BEGIN

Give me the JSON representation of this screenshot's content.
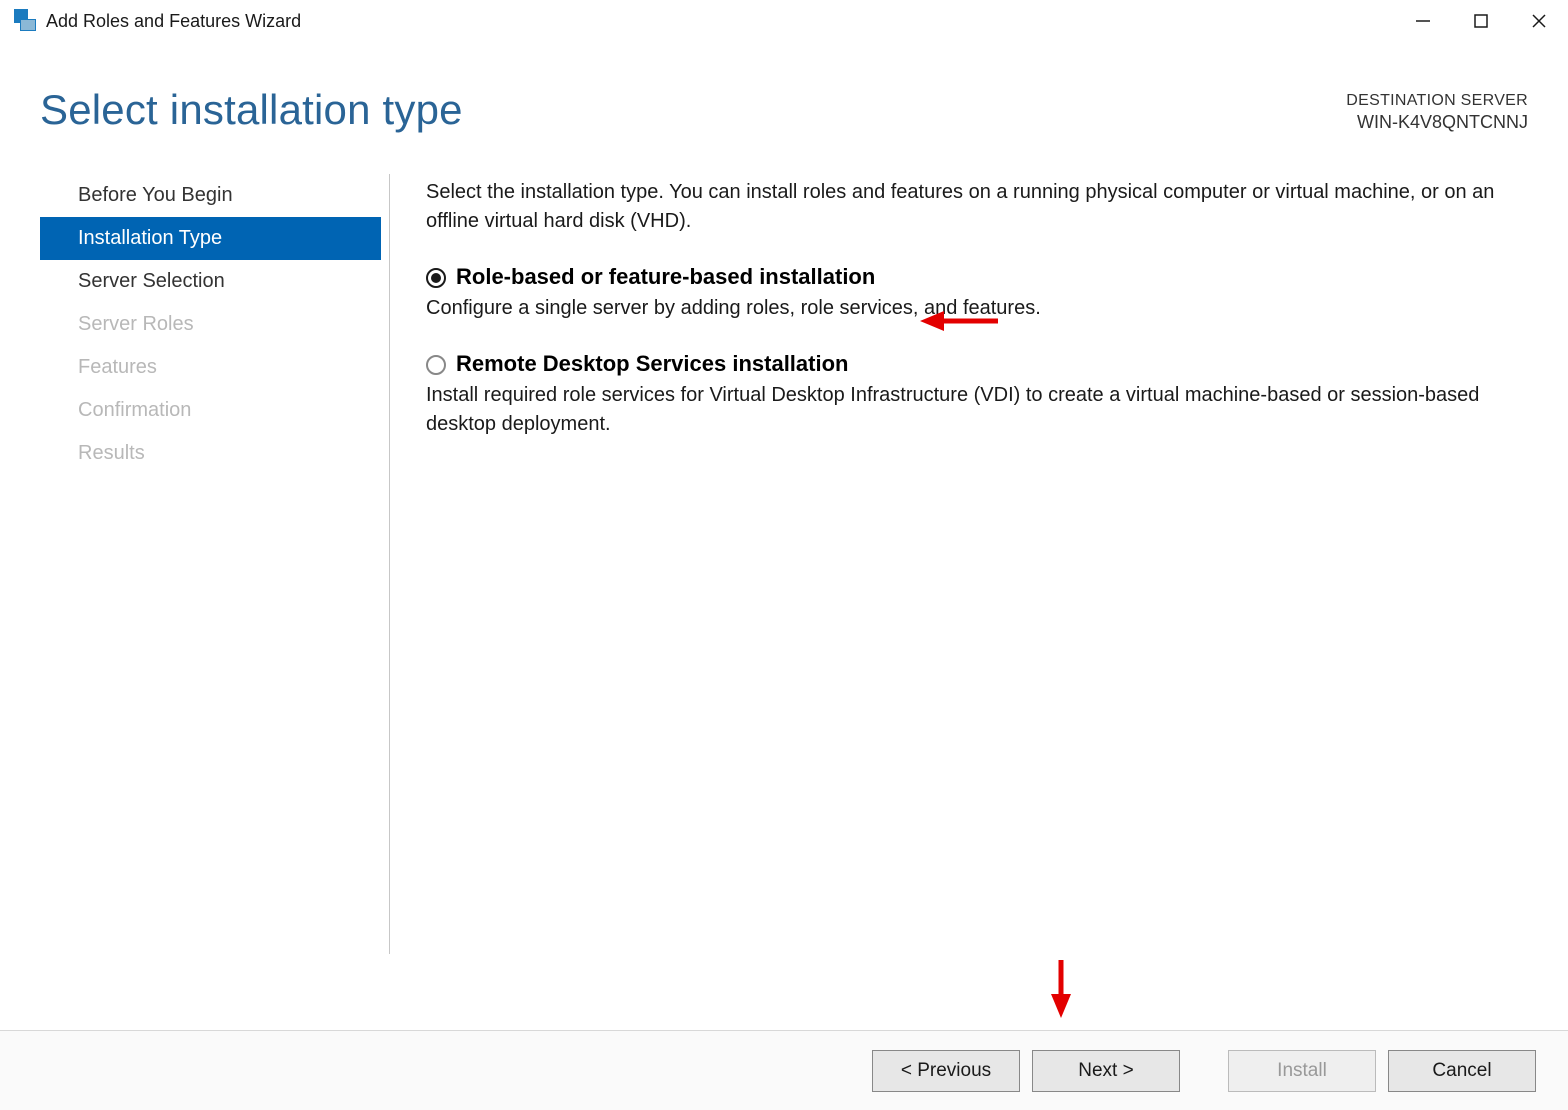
{
  "window": {
    "title": "Add Roles and Features Wizard"
  },
  "header": {
    "page_title": "Select installation type",
    "destination_label": "DESTINATION SERVER",
    "destination_server": "WIN-K4V8QNTCNNJ"
  },
  "sidebar": {
    "items": [
      {
        "label": "Before You Begin",
        "state": "normal"
      },
      {
        "label": "Installation Type",
        "state": "active"
      },
      {
        "label": "Server Selection",
        "state": "normal"
      },
      {
        "label": "Server Roles",
        "state": "disabled"
      },
      {
        "label": "Features",
        "state": "disabled"
      },
      {
        "label": "Confirmation",
        "state": "disabled"
      },
      {
        "label": "Results",
        "state": "disabled"
      }
    ]
  },
  "content": {
    "intro": "Select the installation type. You can install roles and features on a running physical computer or virtual machine, or on an offline virtual hard disk (VHD).",
    "options": [
      {
        "title": "Role-based or feature-based installation",
        "desc": "Configure a single server by adding roles, role services, and features.",
        "selected": true
      },
      {
        "title": "Remote Desktop Services installation",
        "desc": "Install required role services for Virtual Desktop Infrastructure (VDI) to create a virtual machine-based or session-based desktop deployment.",
        "selected": false
      }
    ]
  },
  "footer": {
    "previous": "< Previous",
    "next": "Next >",
    "install": "Install",
    "cancel": "Cancel"
  }
}
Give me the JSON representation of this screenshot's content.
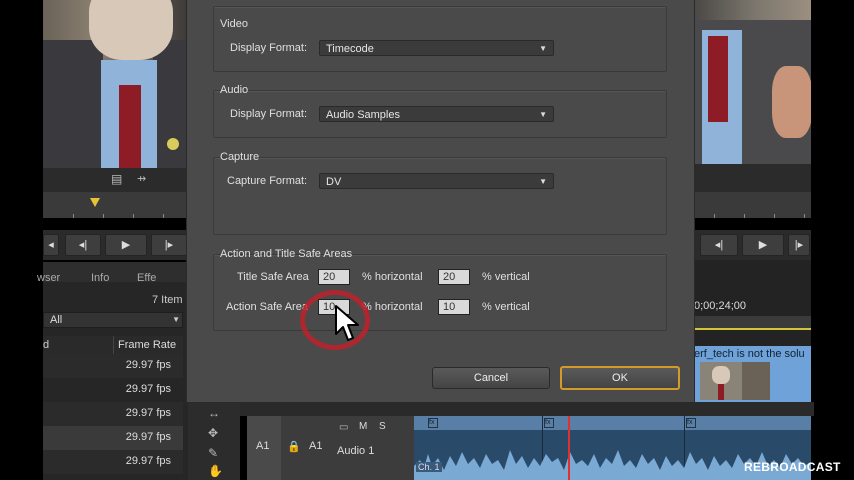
{
  "dialog": {
    "video": {
      "title": "Video",
      "display_format_label": "Display Format:",
      "display_format_value": "Timecode"
    },
    "audio": {
      "title": "Audio",
      "display_format_label": "Display Format:",
      "display_format_value": "Audio Samples"
    },
    "capture": {
      "title": "Capture",
      "capture_format_label": "Capture Format:",
      "capture_format_value": "DV"
    },
    "safe_areas": {
      "title": "Action and Title Safe Areas",
      "title_safe_label": "Title Safe Area",
      "title_safe_h": "20",
      "title_safe_v": "20",
      "action_safe_label": "Action Safe Area",
      "action_safe_h": "10",
      "action_safe_v": "10",
      "pct_horizontal": "% horizontal",
      "pct_vertical": "% vertical"
    },
    "buttons": {
      "cancel": "Cancel",
      "ok": "OK"
    }
  },
  "project_panel": {
    "tabs": [
      "wser",
      "Info",
      "Effe"
    ],
    "items_count": "7 Item",
    "filter": "All",
    "col_name": "d",
    "col_frame_rate": "Frame Rate",
    "rows": [
      "29.97 fps",
      "29.97 fps",
      "29.97 fps",
      "29.97 fps",
      "29.97 fps"
    ]
  },
  "program_monitor": {
    "timecode": "0;00;24;00",
    "caption": "erf_tech is not the solu"
  },
  "timeline": {
    "track_left": "A1",
    "track_name": "A1",
    "m": "M",
    "s": "S",
    "audio_name": "Audio 1",
    "channel_label": "Ch. 1"
  },
  "watermark": "REBROADCAST",
  "colors": {
    "dialog_bg": "#4a4a4a",
    "ok_border": "#d39b2a",
    "click_ring": "#c0202a"
  }
}
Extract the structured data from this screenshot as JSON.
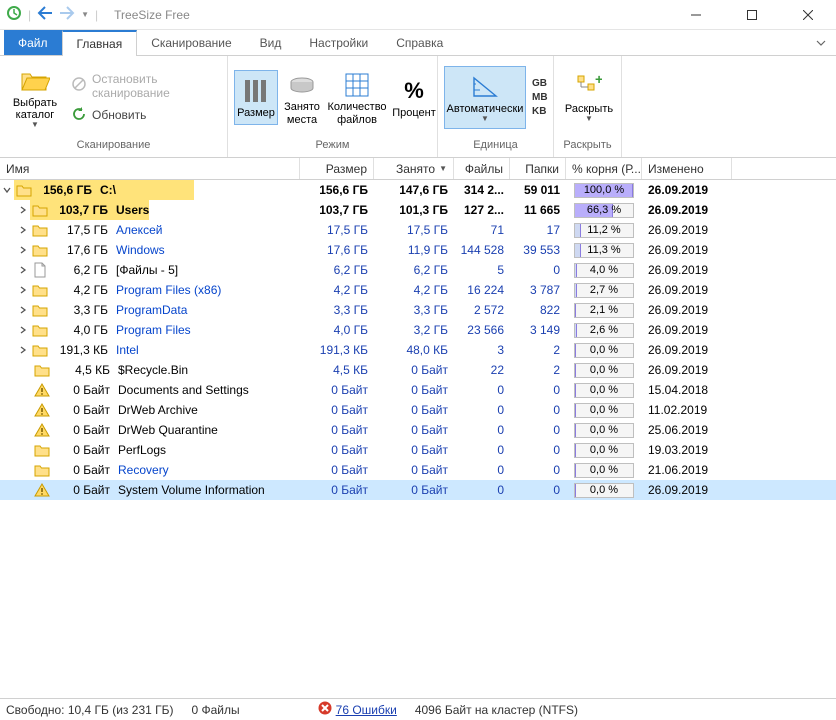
{
  "window": {
    "title": "TreeSize Free"
  },
  "tabs": {
    "file": "Файл",
    "home": "Главная",
    "scan": "Сканирование",
    "view": "Вид",
    "settings": "Настройки",
    "help": "Справка"
  },
  "ribbon": {
    "select_catalog": "Выбрать каталог",
    "stop_scan": "Остановить сканирование",
    "refresh": "Обновить",
    "group_scan": "Сканирование",
    "mode_size": "Размер",
    "mode_alloc": "Занято места",
    "mode_count": "Количество файлов",
    "mode_percent": "Процент",
    "group_mode": "Режим",
    "auto": "Автоматически",
    "u_gb": "GB",
    "u_mb": "MB",
    "u_kb": "KB",
    "group_unit": "Единица",
    "expand": "Раскрыть",
    "group_expand": "Раскрыть"
  },
  "columns": {
    "name": "Имя",
    "size": "Размер",
    "alloc": "Занято",
    "files": "Файлы",
    "folders": "Папки",
    "pct": "% корня (Р...",
    "mod": "Изменено"
  },
  "rows": [
    {
      "indent": 0,
      "exp": "open",
      "icon": "folder",
      "sizeInName": "156,6 ГБ",
      "name": "C:\\",
      "bold": true,
      "size": "156,6 ГБ",
      "alloc": "147,6 ГБ",
      "files": "314 2...",
      "folders": "59 011",
      "pct": "100,0 %",
      "pctFill": 100,
      "pctColor": "#b9aefb",
      "mod": "26.09.2019",
      "link": false,
      "bgFill": 100
    },
    {
      "indent": 1,
      "exp": "closed",
      "icon": "folder",
      "sizeInName": "103,7 ГБ",
      "name": "Users",
      "bold": true,
      "size": "103,7 ГБ",
      "alloc": "101,3 ГБ",
      "files": "127 2...",
      "folders": "11 665",
      "pct": "66,3 %",
      "pctFill": 66,
      "pctColor": "#b9aefb",
      "mod": "26.09.2019",
      "link": true,
      "bgFill": 66
    },
    {
      "indent": 1,
      "exp": "closed",
      "icon": "folder",
      "sizeInName": "17,5 ГБ",
      "name": "Алексей",
      "bold": false,
      "size": "17,5 ГБ",
      "alloc": "17,5 ГБ",
      "files": "71",
      "folders": "17",
      "pct": "11,2 %",
      "pctFill": 11,
      "pctColor": "#cfd9f2",
      "mod": "26.09.2019",
      "link": true,
      "bgFill": 0
    },
    {
      "indent": 1,
      "exp": "closed",
      "icon": "folder",
      "sizeInName": "17,6 ГБ",
      "name": "Windows",
      "bold": false,
      "size": "17,6 ГБ",
      "alloc": "11,9 ГБ",
      "files": "144 528",
      "folders": "39 553",
      "pct": "11,3 %",
      "pctFill": 11,
      "pctColor": "#cfd9f2",
      "mod": "26.09.2019",
      "link": true,
      "bgFill": 0
    },
    {
      "indent": 1,
      "exp": "closed",
      "icon": "file",
      "sizeInName": "6,2 ГБ",
      "name": "[Файлы - 5]",
      "bold": false,
      "size": "6,2 ГБ",
      "alloc": "6,2 ГБ",
      "files": "5",
      "folders": "0",
      "pct": "4,0 %",
      "pctFill": 4,
      "pctColor": "#cfd9f2",
      "mod": "26.09.2019",
      "link": false,
      "bgFill": 0
    },
    {
      "indent": 1,
      "exp": "closed",
      "icon": "folder",
      "sizeInName": "4,2 ГБ",
      "name": "Program Files (x86)",
      "bold": false,
      "size": "4,2 ГБ",
      "alloc": "4,2 ГБ",
      "files": "16 224",
      "folders": "3 787",
      "pct": "2,7 %",
      "pctFill": 3,
      "pctColor": "#cfd9f2",
      "mod": "26.09.2019",
      "link": true,
      "bgFill": 0
    },
    {
      "indent": 1,
      "exp": "closed",
      "icon": "folder",
      "sizeInName": "3,3 ГБ",
      "name": "ProgramData",
      "bold": false,
      "size": "3,3 ГБ",
      "alloc": "3,3 ГБ",
      "files": "2 572",
      "folders": "822",
      "pct": "2,1 %",
      "pctFill": 2,
      "pctColor": "#cfd9f2",
      "mod": "26.09.2019",
      "link": true,
      "bgFill": 0
    },
    {
      "indent": 1,
      "exp": "closed",
      "icon": "folder",
      "sizeInName": "4,0 ГБ",
      "name": "Program Files",
      "bold": false,
      "size": "4,0 ГБ",
      "alloc": "3,2 ГБ",
      "files": "23 566",
      "folders": "3 149",
      "pct": "2,6 %",
      "pctFill": 3,
      "pctColor": "#cfd9f2",
      "mod": "26.09.2019",
      "link": true,
      "bgFill": 0
    },
    {
      "indent": 1,
      "exp": "closed",
      "icon": "folder",
      "sizeInName": "191,3 КБ",
      "name": "Intel",
      "bold": false,
      "size": "191,3 КБ",
      "alloc": "48,0 КБ",
      "files": "3",
      "folders": "2",
      "pct": "0,0 %",
      "pctFill": 0,
      "pctColor": "#cfd9f2",
      "mod": "26.09.2019",
      "link": true,
      "bgFill": 0
    },
    {
      "indent": 1,
      "exp": "none",
      "icon": "folder",
      "sizeInName": "4,5 КБ",
      "name": "$Recycle.Bin",
      "bold": false,
      "size": "4,5 КБ",
      "alloc": "0 Байт",
      "files": "22",
      "folders": "2",
      "pct": "0,0 %",
      "pctFill": 0,
      "pctColor": "#cfd9f2",
      "mod": "26.09.2019",
      "link": false,
      "bgFill": 0
    },
    {
      "indent": 1,
      "exp": "none",
      "icon": "warn",
      "sizeInName": "0 Байт",
      "name": "Documents and Settings",
      "bold": false,
      "size": "0 Байт",
      "alloc": "0 Байт",
      "files": "0",
      "folders": "0",
      "pct": "0,0 %",
      "pctFill": 0,
      "pctColor": "#cfd9f2",
      "mod": "15.04.2018",
      "link": false,
      "bgFill": 0
    },
    {
      "indent": 1,
      "exp": "none",
      "icon": "warn",
      "sizeInName": "0 Байт",
      "name": "DrWeb Archive",
      "bold": false,
      "size": "0 Байт",
      "alloc": "0 Байт",
      "files": "0",
      "folders": "0",
      "pct": "0,0 %",
      "pctFill": 0,
      "pctColor": "#cfd9f2",
      "mod": "11.02.2019",
      "link": false,
      "bgFill": 0
    },
    {
      "indent": 1,
      "exp": "none",
      "icon": "warn",
      "sizeInName": "0 Байт",
      "name": "DrWeb Quarantine",
      "bold": false,
      "size": "0 Байт",
      "alloc": "0 Байт",
      "files": "0",
      "folders": "0",
      "pct": "0,0 %",
      "pctFill": 0,
      "pctColor": "#cfd9f2",
      "mod": "25.06.2019",
      "link": false,
      "bgFill": 0
    },
    {
      "indent": 1,
      "exp": "none",
      "icon": "folder",
      "sizeInName": "0 Байт",
      "name": "PerfLogs",
      "bold": false,
      "size": "0 Байт",
      "alloc": "0 Байт",
      "files": "0",
      "folders": "0",
      "pct": "0,0 %",
      "pctFill": 0,
      "pctColor": "#cfd9f2",
      "mod": "19.03.2019",
      "link": false,
      "bgFill": 0
    },
    {
      "indent": 1,
      "exp": "none",
      "icon": "folder",
      "sizeInName": "0 Байт",
      "name": "Recovery",
      "bold": false,
      "size": "0 Байт",
      "alloc": "0 Байт",
      "files": "0",
      "folders": "0",
      "pct": "0,0 %",
      "pctFill": 0,
      "pctColor": "#cfd9f2",
      "mod": "21.06.2019",
      "link": true,
      "bgFill": 0
    },
    {
      "indent": 1,
      "exp": "none",
      "icon": "warn",
      "sizeInName": "0 Байт",
      "name": "System Volume Information",
      "bold": false,
      "size": "0 Байт",
      "alloc": "0 Байт",
      "files": "0",
      "folders": "0",
      "pct": "0,0 %",
      "pctFill": 0,
      "pctColor": "#3a9be8",
      "mod": "26.09.2019",
      "link": false,
      "bgFill": 0,
      "selected": true
    }
  ],
  "status": {
    "free": "Свободно: 10,4 ГБ  (из 231 ГБ)",
    "files": "0  Файлы",
    "errors": "76 Ошибки",
    "cluster": "4096   Байт на кластер (NTFS)"
  }
}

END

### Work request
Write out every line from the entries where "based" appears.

### Exercise answer
        "title": "Role-based or feature-based installation",
        "desc": "Install required role services for Virtual Desktop Infrastructure (VDI) to create a virtual machine-based or session-based desktop deployment.",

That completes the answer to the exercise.